* [Work order]: Go through the records and copy each line where the word "digit" occurs.

* [Data for this exercise]:
☆ ☆ ☆ ☆ ☆
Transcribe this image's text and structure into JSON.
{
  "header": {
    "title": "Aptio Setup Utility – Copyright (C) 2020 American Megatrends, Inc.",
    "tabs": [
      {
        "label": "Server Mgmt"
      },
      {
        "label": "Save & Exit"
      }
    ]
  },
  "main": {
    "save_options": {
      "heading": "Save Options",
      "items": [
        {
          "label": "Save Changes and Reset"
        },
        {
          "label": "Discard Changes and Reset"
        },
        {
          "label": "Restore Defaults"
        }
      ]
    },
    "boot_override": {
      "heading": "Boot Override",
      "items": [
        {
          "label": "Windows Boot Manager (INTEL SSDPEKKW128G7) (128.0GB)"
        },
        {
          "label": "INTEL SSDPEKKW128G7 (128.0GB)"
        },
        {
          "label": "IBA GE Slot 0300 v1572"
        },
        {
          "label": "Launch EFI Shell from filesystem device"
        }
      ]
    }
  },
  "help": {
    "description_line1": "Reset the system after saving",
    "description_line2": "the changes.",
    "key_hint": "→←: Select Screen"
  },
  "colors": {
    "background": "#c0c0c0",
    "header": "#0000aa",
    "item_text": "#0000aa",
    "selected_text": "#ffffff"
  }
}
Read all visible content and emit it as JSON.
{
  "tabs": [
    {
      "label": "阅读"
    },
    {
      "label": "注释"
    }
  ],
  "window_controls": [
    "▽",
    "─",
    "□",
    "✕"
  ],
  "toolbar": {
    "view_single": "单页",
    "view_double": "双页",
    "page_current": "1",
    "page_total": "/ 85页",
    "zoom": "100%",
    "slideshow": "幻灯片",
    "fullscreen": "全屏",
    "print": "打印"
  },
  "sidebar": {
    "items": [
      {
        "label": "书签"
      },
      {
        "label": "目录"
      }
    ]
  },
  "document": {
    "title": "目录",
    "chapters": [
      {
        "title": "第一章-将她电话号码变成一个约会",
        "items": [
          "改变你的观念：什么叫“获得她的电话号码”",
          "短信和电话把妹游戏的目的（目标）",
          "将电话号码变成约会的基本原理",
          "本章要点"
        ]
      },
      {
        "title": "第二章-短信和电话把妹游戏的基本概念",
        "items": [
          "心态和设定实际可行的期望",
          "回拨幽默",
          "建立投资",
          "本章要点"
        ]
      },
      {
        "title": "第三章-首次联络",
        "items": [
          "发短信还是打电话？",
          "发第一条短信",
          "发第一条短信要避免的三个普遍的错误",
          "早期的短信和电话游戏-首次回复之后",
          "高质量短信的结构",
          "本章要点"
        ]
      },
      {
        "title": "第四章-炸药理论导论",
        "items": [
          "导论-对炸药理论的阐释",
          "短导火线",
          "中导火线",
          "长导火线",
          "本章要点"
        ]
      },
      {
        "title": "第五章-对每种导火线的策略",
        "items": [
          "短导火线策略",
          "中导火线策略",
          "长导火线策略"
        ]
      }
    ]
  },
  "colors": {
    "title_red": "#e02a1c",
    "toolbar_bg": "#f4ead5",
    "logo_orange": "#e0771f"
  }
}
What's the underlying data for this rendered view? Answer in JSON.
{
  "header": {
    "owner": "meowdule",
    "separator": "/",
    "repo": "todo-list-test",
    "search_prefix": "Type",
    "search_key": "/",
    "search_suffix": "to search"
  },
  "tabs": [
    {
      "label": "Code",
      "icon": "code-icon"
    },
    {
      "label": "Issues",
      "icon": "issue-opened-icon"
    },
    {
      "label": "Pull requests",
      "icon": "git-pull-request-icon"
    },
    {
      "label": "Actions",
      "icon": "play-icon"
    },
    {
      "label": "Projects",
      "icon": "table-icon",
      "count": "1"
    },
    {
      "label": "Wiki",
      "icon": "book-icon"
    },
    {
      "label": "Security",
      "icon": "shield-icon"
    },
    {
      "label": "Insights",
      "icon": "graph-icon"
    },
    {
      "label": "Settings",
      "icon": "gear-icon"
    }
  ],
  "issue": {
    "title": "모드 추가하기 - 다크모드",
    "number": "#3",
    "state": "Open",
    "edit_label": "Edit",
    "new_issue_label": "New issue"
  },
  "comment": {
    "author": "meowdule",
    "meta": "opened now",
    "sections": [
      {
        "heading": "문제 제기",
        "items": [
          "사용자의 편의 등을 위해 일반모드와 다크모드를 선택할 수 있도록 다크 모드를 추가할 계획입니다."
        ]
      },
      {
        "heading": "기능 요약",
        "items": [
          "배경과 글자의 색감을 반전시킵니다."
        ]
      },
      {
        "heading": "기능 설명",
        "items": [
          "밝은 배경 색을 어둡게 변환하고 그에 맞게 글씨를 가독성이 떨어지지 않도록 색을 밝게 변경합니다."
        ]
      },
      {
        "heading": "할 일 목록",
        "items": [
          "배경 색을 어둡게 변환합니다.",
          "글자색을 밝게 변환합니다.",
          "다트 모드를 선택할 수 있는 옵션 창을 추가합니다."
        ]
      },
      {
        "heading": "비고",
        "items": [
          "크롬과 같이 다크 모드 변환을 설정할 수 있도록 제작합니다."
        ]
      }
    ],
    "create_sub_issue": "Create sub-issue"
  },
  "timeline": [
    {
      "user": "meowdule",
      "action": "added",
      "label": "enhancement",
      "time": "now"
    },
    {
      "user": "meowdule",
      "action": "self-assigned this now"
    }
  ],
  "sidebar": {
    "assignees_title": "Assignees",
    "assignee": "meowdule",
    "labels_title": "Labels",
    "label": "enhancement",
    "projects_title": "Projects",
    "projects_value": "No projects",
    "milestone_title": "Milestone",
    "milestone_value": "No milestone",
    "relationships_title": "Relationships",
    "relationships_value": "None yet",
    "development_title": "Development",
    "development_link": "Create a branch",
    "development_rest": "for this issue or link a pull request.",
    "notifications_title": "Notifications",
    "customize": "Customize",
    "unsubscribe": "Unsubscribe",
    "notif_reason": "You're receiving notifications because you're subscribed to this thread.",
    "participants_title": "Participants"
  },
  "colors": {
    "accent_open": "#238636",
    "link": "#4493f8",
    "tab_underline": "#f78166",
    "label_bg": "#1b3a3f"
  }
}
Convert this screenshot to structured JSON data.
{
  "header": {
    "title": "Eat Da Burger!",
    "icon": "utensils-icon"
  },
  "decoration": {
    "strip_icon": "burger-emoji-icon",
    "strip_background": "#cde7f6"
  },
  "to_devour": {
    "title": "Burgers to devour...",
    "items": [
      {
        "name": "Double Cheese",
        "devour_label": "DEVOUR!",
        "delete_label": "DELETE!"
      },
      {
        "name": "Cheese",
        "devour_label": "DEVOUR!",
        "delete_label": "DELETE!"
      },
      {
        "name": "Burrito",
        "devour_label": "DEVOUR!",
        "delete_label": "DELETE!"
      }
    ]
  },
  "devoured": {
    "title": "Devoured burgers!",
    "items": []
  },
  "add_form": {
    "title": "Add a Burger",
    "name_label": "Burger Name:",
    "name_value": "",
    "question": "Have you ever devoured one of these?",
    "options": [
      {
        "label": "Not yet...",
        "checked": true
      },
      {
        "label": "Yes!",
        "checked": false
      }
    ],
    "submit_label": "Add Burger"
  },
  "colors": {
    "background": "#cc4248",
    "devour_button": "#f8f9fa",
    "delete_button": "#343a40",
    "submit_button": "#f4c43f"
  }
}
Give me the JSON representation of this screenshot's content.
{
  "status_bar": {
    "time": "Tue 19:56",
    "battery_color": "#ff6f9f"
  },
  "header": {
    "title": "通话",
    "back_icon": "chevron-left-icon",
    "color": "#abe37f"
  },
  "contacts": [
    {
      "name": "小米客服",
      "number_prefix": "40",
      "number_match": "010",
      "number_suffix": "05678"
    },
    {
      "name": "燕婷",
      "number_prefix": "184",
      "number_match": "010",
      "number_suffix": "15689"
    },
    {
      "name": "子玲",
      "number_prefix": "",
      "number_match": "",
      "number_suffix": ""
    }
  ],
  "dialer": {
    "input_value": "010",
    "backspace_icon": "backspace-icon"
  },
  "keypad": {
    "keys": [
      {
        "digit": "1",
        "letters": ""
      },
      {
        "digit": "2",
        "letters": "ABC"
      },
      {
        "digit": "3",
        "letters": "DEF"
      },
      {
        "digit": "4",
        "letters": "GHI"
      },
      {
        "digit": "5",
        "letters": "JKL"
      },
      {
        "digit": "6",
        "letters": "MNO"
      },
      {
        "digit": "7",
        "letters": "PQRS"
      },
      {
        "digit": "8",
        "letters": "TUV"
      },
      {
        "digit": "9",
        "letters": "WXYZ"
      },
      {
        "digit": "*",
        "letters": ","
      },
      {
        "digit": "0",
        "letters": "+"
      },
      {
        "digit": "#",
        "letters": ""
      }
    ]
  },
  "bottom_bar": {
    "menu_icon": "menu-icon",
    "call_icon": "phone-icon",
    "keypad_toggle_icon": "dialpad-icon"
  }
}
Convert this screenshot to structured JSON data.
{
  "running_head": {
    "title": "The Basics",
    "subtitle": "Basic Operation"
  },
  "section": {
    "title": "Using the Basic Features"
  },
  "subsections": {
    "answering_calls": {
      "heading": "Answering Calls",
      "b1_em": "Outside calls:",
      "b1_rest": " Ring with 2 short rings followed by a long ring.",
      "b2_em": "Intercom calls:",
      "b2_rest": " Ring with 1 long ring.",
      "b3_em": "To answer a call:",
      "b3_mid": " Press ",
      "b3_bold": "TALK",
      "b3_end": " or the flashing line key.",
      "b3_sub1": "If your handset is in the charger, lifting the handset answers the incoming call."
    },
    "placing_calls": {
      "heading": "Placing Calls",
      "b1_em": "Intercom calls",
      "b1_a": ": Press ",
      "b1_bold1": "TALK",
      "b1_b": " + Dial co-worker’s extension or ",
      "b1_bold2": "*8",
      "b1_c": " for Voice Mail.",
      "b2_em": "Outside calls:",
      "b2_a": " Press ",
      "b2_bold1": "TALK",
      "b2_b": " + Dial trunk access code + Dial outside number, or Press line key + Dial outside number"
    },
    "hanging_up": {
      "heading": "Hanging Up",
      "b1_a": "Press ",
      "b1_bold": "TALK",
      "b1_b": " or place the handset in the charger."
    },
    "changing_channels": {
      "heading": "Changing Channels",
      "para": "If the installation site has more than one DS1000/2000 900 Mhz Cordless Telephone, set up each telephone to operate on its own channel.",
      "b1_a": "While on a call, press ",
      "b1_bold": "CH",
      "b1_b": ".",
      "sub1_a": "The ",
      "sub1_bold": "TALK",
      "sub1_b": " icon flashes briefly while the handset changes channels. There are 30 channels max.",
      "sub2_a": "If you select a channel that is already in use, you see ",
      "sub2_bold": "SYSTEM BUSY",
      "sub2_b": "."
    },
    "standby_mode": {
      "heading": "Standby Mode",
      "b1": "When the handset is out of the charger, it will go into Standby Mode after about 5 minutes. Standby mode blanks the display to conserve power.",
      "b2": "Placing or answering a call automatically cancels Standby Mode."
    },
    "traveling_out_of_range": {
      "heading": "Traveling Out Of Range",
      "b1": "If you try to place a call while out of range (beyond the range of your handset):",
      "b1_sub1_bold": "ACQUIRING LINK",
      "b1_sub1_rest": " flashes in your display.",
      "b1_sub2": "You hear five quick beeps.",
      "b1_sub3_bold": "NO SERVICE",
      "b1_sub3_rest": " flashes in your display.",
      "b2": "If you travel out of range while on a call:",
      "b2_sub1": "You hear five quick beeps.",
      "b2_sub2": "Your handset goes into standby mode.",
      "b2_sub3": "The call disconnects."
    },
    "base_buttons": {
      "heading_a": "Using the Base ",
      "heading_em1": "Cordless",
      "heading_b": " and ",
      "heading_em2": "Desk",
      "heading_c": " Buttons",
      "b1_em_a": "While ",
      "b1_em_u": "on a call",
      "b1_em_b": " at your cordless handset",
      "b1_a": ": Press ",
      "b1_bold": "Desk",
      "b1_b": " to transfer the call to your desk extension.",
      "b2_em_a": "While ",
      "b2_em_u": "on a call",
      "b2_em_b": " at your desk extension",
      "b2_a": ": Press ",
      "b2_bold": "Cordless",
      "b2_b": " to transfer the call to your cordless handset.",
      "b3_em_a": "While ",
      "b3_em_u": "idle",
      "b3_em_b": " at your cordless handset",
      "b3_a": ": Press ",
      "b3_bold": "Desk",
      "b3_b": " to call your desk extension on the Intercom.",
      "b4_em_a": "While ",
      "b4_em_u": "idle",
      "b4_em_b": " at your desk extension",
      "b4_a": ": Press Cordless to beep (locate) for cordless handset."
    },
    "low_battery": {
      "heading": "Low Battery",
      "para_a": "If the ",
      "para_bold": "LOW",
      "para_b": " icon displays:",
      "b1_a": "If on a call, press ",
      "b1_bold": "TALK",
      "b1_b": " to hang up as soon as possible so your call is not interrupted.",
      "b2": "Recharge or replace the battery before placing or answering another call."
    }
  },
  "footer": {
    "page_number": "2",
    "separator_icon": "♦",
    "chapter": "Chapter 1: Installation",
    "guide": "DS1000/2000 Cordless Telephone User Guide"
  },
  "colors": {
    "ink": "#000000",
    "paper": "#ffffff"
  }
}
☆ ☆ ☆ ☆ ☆
* [Expected answer]:
        "digit": "1",
        "digit": "2",
        "digit": "3",
        "digit": "4",
        "digit": "5",
        "digit": "6",
        "digit": "7",
        "digit": "8",
        "digit": "9",
        "digit": "*",
        "digit": "0",
        "digit": "#",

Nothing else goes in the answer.